If these steps still don’t work, check your RV manual, contact the manufacturer, or call the dealer to discuss the problem.
The bottom line
As a final piece of advice, always be very careful with electricity and when dealing with your RV’s electrical hook up. If you are comfortable doing electrical work, then you already know the safety precautions to take. Turn off the power at the source before working, treat all cables as if they are live, use tools with non-conductive handles, etc.
However, if you are not sure of your ability to work with electricity, do not take a chance with your motorhome or your life. It is best to have your vehicle repaired only by people who have knowledge and experience in recreational vehicle repairs.

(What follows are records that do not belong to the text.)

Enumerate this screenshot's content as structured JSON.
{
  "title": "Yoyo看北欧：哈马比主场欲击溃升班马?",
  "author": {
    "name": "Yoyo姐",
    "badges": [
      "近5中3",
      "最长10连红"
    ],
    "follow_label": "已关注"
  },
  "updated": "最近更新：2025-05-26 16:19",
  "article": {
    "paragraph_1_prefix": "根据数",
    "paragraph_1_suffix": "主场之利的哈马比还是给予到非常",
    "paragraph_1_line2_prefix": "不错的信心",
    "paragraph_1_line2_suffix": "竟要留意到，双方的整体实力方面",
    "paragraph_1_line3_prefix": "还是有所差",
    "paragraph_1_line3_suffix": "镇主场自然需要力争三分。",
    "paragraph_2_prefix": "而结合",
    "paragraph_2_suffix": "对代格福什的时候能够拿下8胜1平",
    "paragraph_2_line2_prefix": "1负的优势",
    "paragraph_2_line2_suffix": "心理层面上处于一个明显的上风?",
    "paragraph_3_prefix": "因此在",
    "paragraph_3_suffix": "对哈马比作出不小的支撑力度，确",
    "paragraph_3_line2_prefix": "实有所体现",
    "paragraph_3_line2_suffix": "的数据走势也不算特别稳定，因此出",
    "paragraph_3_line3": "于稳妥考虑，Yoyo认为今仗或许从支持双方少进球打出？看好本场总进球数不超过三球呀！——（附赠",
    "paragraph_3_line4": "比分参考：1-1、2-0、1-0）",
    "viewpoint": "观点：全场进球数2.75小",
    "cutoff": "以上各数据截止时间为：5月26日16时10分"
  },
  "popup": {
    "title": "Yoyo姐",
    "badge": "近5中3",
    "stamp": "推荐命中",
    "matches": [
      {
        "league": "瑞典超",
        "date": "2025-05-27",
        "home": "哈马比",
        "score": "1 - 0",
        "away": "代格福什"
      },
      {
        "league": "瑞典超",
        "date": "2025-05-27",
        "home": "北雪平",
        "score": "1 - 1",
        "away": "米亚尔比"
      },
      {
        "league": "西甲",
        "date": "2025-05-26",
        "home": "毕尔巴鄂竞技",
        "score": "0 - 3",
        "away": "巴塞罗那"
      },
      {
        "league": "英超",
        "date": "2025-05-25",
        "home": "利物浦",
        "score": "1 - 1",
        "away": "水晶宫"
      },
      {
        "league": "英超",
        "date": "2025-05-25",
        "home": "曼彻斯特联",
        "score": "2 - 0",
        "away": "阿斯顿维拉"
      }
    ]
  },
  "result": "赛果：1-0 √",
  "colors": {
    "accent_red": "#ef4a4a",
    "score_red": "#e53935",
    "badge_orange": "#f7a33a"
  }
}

If we can be of any further help, or if you have any comments on the content, please let us know!
FAQ on What is the standard RV electrical hook up?
What hookups are needed for an RV?
The hookups that you will need for an RV are electric hookups, water hookups, sewer tanks and or TV/Phone/Internet cable.
Can you plug an RV into a house outlet?
To plug an RV into a house outlet you will have to connect your RV to the house’s electrical system. We told you how to do it step-by-step in this article.
Where can I plug in my RV for free?
You can plug an RV for free in community parks, churches, terminals with camping permissions and RV dealers.
How does the electrical system of an RV work?
The sockets that are used on a day-to-day basis are generally 220v and the RV only generates 12v. This means that during the trip, with a fully charged battery, you will probably have 2 hours with the lights on and 2 hours with the television. At the end of this time, the battery will run out.
What size wire for a 50 amp RV plug?
The size of the wire for a 50 amp RV service should be size 4 AWG. Cables are rated by voltages as well as the wattage for which they are to be used. A wire with a larger diameter can carry more current than a smaller one. Using the wrong size cord can cause the cord to overheat and burn out.
- The newbie’s guide to RV electrical hookups – Outdoorsy
- RV Electrical: All the Basics You Need To Know! – RVshare.com
- RV Hookups: What you Need to Know! – RVshare